Your instructions
Read the records and write them out again exactly.

Data to examine
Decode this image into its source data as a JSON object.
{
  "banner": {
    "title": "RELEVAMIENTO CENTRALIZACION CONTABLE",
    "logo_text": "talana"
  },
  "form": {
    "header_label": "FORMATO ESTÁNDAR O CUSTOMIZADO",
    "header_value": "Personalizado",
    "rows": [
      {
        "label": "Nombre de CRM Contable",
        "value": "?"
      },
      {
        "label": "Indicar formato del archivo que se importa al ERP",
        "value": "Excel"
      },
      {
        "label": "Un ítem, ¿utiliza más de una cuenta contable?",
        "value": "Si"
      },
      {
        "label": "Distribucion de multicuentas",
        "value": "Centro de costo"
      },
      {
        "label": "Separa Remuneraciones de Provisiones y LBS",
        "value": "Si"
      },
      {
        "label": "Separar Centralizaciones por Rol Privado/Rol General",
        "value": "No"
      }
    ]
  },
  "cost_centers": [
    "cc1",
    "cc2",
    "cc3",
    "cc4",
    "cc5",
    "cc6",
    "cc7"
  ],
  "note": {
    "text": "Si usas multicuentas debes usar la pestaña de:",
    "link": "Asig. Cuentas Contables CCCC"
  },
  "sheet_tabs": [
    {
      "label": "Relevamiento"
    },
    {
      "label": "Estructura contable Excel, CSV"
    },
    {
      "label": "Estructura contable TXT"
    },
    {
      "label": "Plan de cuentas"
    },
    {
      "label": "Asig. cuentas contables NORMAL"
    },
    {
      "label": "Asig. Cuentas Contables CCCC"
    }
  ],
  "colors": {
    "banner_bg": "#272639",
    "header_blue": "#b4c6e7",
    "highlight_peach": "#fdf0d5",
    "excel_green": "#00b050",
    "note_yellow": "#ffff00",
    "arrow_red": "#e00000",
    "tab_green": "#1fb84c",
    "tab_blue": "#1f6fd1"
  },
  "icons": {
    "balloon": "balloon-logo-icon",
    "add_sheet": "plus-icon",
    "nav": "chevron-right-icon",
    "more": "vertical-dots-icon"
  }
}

Written response
Decode this image into its source data as a JSON object.
{
  "banner": {
    "title": "RELEVAMIENTO CENTRALIZACION CONTABLE",
    "logo_text": "talana"
  },
  "form": {
    "header_label": "FORMATO ESTÁNDAR O CUSTOMIZADO",
    "header_value": "Personalizado",
    "rows": [
      {
        "label": "Nombre de CRM Contable",
        "value": "?"
      },
      {
        "label": "Indicar formato del archivo que se importa al ERP",
        "value": "Excel"
      },
      {
        "label": "Un ítem, ¿utiliza más de una cuenta contable?",
        "value": "Si"
      },
      {
        "label": "Distribucion de multicuentas",
        "value": "Centro de costo"
      },
      {
        "label": "Separa Remuneraciones de Provisiones y LBS",
        "value": "Si"
      },
      {
        "label": "Separar Centralizaciones por Rol Privado/Rol General",
        "value": "No"
      }
    ]
  },
  "cost_centers": [
    "cc1",
    "cc2",
    "cc3",
    "cc4",
    "cc5",
    "cc6",
    "cc7"
  ],
  "note": {
    "text": "Si usas multicuentas debes usar la pestaña de:",
    "link": "Asig. Cuentas Contables CCCC"
  },
  "sheet_tabs": [
    {
      "label": "Relevamiento"
    },
    {
      "label": "Estructura contable Excel, CSV"
    },
    {
      "label": "Estructura contable TXT"
    },
    {
      "label": "Plan de cuentas"
    },
    {
      "label": "Asig. cuentas contables NORMAL"
    },
    {
      "label": "Asig. Cuentas Contables CCCC"
    }
  ],
  "colors": {
    "banner_bg": "#272639",
    "header_blue": "#b4c6e7",
    "highlight_peach": "#fdf0d5",
    "excel_green": "#00b050",
    "note_yellow": "#ffff00",
    "arrow_red": "#e00000",
    "tab_green": "#1fb84c",
    "tab_blue": "#1f6fd1"
  },
  "icons": {
    "balloon": "balloon-logo-icon",
    "add_sheet": "plus-icon",
    "nav": "chevron-right-icon",
    "more": "vertical-dots-icon"
  }
}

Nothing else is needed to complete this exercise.